#2) An interesting storyline that keeps you turning the pages.

#3) Lots of sexual tension & steam with good descriptive writing of love scenes.


I ONLY read historicals and usually only the "great" writers and outstanding books make it to keeper status for me, as I'm a bit of a booksnob.  Though not necessarily in the above order, books generally need to have all 3 elements to make it to my keeper shelf and I still have dozens!  I'm pretty selective cause DH gets snarky about the # of books I have lying around when you consider my Keepers and TBR.

Question:  what's the point in keeping a harlequin?  They strike me as so mass-produced, they're generally something I would never read, much less re-read.  Though, granted, there's an exception to every rule and probably are a few good ones among the bunch. 
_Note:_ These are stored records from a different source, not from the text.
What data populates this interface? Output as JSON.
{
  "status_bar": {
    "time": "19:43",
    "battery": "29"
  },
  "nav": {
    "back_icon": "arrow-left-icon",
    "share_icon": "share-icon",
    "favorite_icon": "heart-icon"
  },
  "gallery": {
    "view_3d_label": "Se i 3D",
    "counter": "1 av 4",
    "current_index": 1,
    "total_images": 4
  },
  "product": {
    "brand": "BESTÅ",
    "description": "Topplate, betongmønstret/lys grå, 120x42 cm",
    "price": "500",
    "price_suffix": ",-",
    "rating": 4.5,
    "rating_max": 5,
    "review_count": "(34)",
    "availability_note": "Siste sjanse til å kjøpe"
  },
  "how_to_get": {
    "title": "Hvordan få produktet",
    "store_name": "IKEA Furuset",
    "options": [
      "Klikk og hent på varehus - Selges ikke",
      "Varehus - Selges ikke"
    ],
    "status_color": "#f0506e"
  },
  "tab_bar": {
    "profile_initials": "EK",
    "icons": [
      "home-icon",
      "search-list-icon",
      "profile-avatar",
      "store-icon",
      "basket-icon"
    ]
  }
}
Last Edited on: 5/23/08 11:00 AM ET - Total times edited: 2